Grace Meyer, a seventh-grader who commutes to Polaris from Drake in Big Thompson Canyon, has earned her certification and will join the trip. She has been a Polaris student since third grade. Eleventh-grader Liviya Harmon of LaPorte has spent her entire academic life at Polaris and hopes to incorporate her interest in photography with her concern for the health of the ocean. A lover of sharks for as long as she can remember, she’d like people to know that sharks are not just killing machines, and she hopes to see at least one when she is in Florida. Segelhorst has some experience with diving in Hawaii and knows something of the wonder of an underwater experience. Lee has always been fascinated with the ocean and is happy to be returning to see the results of his work two years ago.
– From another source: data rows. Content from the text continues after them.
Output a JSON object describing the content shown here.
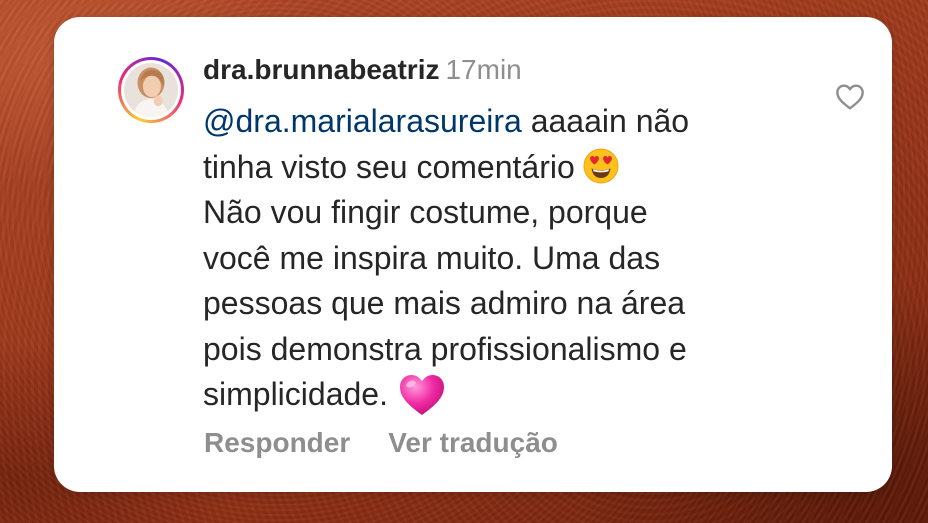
{
  "comment": {
    "username": "dra.brunnabeatriz",
    "time_ago": "17min",
    "mention": "@dra.marialarasureira",
    "lines": [
      "aaaain não",
      "tinha visto seu comentário",
      "Não vou fingir costume, porque",
      "você me inspira muito. Uma das",
      "pessoas que mais admiro na área",
      "pois demonstra profissionalismo e",
      "simplicidade."
    ],
    "emojis": [
      "heart-eyes-emoji",
      "pink-heart-emoji"
    ]
  },
  "actions": {
    "reply_label": "Responder",
    "translate_label": "Ver tradução"
  },
  "icons": {
    "like": "heart-outline-icon",
    "avatar": "profile-avatar"
  },
  "colors": {
    "background": "#a23c1e",
    "card": "#ffffff",
    "text": "#262626",
    "mention": "#00376b",
    "secondary_text": "#8e8e8e",
    "story_ring_start": "#f9ce34",
    "story_ring_end": "#ee2a7b"
  }
}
How are these students able to devote this much time and effort to an “out-of-school” project? How are they able to maintain a high level of academic learning at the same time?
Polaris Expeditionary Learning School was founded as a charter school in 2001—the year that Strand came to town to be part of that effort. First called Pioneer School, in 2007 the school joined Poudre School District as a 100 percent school of choice, meaning that it is not a feeder school for a specific neighborhood. Today it has about 400 students, kindergarten through twelfth grade. Strand, who earned his Ph.D. in Educational Leadership along the way, has had experience founding the original school and later in integrating it into the Poudre School District. Today, the school has a waiting list.
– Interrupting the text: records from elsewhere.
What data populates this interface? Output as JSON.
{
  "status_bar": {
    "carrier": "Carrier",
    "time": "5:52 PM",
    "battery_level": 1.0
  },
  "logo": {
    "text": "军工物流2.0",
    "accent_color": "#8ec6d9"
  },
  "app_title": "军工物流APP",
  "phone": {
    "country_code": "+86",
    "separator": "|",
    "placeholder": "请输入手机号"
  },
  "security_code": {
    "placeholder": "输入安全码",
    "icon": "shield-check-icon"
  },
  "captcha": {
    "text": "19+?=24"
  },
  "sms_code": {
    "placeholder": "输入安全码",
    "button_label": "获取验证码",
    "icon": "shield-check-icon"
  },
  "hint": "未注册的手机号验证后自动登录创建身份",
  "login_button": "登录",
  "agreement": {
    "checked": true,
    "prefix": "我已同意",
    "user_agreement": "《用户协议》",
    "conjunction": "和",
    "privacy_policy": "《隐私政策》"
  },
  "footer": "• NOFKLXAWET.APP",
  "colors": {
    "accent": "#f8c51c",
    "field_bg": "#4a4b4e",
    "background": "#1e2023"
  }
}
Twelve of the 24 teachers at the school have a master’s degree or above, and they average seven years’ teaching experience. The school uses the national education reform model of experiential learning. Among its principles are rigorous academic course work, high quality adventure experiences, character development and opportunities to display leadership. The theory is that students learn more from experiencing the world around them than from textbook learning. The school promotes “in-depth study of a compelling topic over an extended period of time.”
Students are encouraged to take personal responsibility for their learning and interact with experts working in their field of interest. The school’s motto is: “We Are Crew, Not Passengers.”
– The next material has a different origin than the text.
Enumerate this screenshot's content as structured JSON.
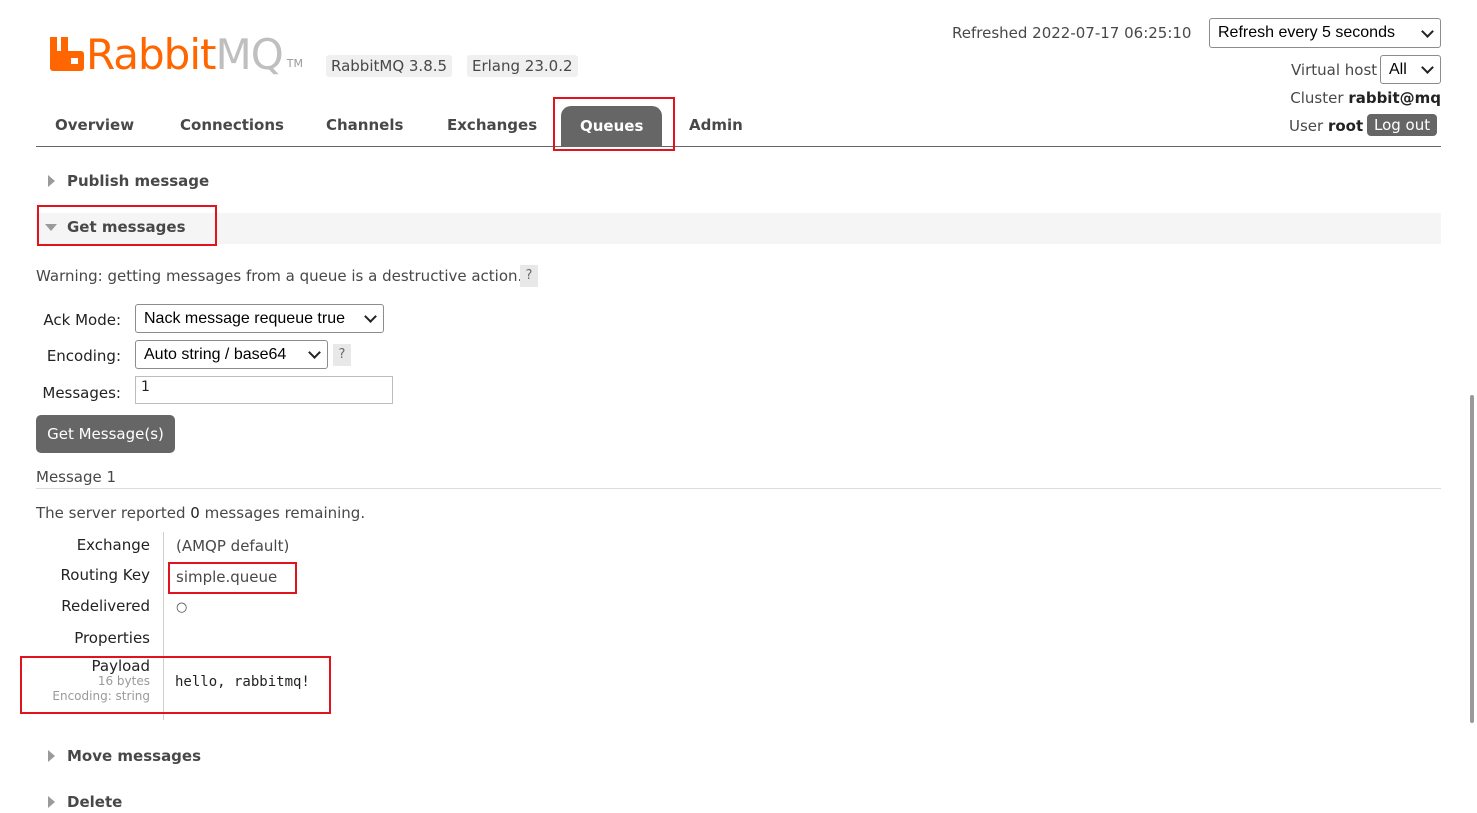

The coral reef restoration project seems a perfect fit, providing students with a real-world challenge with a clearly defined purpose.
This spring’s participants will have a chance to make four dives, each lasting about 50 minutes. They will carefully transplant about 100 pieces of coral each. And they will come home with new knowledge and the understanding that, through their service, they have made a very real contribution to the welfare of the planet.
“In addition to realizing that they have learned about environmental science, specifically marine biology, my hope is that the experience will contribute to the likelihood of getting into the college of their choice, if they decide to go, and that they will have become leaders of their own learning,” Strand said.